PRINCETON, NJ -- Americans rate President Barack Obama's handling of healthcare policy essentially the same as they did roughly three weeks ago, remaining slightly more likely to disapprove than approve. The update comes after several weeks of Congress' working to advance legislation through committees and the Obama administration's stepping up efforts to win public support.
Healthcare reform has stirred spirited opposition in a series of town hall meetings between members of Congress and their constituents. Obama is trying to counter some of that opposition with his own healthcare push, as he vows to pass legislation before the end of the year.
Of four issues tested in the Aug. 6-9 Gallup Poll, Obama fares the worst on healthcare. His ratings on the economy are slightly better, with Americans evenly divided in their opinions of how he is handling this issue. The president gets better ratings for his handling of both foreign affairs and education.
All four issue ratings are lower than his overall job approval rating of 54%.
At least three-quarters of Democrats approve of Obama's handling of each of the four issues. Meanwhile, Obama gets no higher than a 24% approval rating from Republicans on any of the issues (education), including a low of 10% on healthcare.
Independents' ratings on each of the issues fall between those of the other two party groups, but closer to Republicans' than to Democrats' ratings, and do not reach the majority level on any issue.
Of the issues, Gallup has most frequently measured public opinions of Obama's handling of the economy and foreign affairs. Each is now tied for the lowest of his presidency to date, and has declined from ratings near 60% earlier in his presidency, similar to the decline in his overall approval rating during this time.
Obama's rating on the economy declined the most between May and July, to the point where slightly more Americans gave him a negative than a positive evaluation. In the latest update, his ratings appear to have stabilized.
Obama's foreign affairs approval rating has declined less than his economy rating, but has dropped four points from the July reading.
The Aug. 6-9 poll marks the first time Gallup has measured Obama's approval rating on education.
Results are based on telephone interviews with 1,010 national adults, aged 18 and older, conducted Aug. 6-9, 2009. For results based on the total sample of national adults, one can say with 95% confidence that the maximum margin of sampling error is ±4 percentage points.
Interviews are conducted with respondents on land-line telephones (for respondents with a land-line telephone) and cellular phones (for respondents who are cell-phone only).

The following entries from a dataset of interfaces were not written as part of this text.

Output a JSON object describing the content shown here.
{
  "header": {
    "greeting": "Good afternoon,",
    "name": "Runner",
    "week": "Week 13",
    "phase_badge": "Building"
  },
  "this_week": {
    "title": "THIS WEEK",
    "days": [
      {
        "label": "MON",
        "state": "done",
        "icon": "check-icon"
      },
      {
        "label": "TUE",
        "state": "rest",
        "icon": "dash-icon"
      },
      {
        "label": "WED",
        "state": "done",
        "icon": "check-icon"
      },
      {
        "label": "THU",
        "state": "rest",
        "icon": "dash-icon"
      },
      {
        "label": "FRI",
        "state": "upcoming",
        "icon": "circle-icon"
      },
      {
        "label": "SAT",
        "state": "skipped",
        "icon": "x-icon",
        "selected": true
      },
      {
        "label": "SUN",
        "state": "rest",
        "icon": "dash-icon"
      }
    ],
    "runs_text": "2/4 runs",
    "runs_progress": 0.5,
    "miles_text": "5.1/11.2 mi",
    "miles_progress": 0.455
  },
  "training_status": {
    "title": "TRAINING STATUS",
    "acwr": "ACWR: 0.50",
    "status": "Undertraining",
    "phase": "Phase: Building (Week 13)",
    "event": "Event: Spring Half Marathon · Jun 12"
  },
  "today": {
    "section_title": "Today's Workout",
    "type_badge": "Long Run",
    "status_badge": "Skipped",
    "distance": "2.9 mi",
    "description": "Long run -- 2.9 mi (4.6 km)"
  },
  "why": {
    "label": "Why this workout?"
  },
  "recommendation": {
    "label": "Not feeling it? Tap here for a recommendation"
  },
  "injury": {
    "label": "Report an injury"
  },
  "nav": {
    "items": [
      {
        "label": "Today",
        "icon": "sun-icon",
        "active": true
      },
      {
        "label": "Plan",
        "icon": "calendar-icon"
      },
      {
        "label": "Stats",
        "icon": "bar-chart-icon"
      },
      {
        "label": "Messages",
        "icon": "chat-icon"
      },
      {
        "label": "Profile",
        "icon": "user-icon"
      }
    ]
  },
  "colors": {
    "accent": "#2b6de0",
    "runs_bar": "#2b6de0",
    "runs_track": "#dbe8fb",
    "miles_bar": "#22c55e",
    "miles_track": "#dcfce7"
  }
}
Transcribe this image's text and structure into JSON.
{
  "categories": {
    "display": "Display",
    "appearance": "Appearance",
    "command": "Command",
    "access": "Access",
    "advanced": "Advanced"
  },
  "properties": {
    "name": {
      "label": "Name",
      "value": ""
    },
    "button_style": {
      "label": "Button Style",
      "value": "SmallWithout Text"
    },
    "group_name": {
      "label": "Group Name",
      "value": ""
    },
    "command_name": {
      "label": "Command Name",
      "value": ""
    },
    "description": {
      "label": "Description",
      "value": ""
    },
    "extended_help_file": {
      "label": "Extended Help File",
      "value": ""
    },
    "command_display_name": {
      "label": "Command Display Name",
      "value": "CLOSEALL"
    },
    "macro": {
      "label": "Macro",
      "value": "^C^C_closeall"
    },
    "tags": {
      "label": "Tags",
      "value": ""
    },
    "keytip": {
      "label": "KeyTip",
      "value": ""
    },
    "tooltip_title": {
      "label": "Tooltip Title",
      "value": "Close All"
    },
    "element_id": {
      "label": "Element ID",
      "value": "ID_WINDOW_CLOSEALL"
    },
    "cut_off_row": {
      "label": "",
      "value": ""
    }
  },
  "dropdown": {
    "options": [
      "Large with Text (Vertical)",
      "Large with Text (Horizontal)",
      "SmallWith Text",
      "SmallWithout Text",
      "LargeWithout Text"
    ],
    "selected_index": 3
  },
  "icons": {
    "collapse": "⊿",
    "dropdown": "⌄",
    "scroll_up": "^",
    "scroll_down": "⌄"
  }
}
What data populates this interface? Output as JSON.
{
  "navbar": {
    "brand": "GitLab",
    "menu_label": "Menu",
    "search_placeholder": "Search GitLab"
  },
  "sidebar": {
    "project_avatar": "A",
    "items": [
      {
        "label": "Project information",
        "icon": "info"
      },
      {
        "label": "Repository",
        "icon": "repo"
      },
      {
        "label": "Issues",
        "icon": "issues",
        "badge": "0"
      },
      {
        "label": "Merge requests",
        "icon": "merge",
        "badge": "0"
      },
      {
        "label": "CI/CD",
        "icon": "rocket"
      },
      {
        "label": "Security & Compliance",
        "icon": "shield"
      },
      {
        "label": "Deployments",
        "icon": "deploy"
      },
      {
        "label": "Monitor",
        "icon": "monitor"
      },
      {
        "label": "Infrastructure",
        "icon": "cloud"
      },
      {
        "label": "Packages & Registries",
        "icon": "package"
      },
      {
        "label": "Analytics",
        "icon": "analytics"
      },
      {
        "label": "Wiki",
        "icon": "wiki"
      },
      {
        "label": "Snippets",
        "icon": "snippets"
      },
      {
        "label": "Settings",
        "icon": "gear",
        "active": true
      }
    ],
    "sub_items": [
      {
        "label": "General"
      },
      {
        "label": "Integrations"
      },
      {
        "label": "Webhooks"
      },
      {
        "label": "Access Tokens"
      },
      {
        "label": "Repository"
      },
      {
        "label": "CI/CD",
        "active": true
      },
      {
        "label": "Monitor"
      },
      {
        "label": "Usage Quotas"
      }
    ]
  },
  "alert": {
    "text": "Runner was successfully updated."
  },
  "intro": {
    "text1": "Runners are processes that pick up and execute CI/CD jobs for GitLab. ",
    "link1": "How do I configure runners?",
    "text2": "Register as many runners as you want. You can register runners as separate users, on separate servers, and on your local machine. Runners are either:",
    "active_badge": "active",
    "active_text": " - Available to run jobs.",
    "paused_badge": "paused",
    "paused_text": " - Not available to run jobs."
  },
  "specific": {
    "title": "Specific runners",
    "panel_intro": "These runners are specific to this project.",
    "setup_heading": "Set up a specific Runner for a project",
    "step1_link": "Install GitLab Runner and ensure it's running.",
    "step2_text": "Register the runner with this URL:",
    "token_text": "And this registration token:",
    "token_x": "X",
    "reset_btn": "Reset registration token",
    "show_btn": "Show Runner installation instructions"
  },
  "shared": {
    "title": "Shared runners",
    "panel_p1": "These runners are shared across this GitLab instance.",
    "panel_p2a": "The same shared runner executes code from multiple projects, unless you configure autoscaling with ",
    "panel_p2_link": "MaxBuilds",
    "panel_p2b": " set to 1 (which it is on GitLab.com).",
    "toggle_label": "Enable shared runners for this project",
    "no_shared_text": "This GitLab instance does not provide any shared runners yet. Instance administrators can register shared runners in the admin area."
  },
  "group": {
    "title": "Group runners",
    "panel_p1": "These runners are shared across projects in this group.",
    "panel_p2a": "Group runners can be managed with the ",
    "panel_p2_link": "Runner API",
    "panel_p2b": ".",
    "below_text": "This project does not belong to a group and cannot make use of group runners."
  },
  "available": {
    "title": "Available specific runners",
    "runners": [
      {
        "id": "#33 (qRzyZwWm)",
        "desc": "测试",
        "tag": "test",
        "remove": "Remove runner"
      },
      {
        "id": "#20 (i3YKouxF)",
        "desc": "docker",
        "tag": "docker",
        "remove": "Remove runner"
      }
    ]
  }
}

In addition to sampling error, question wording and practical difficulties in conducting surveys can introduce error or bias into the findings of public opinion polls.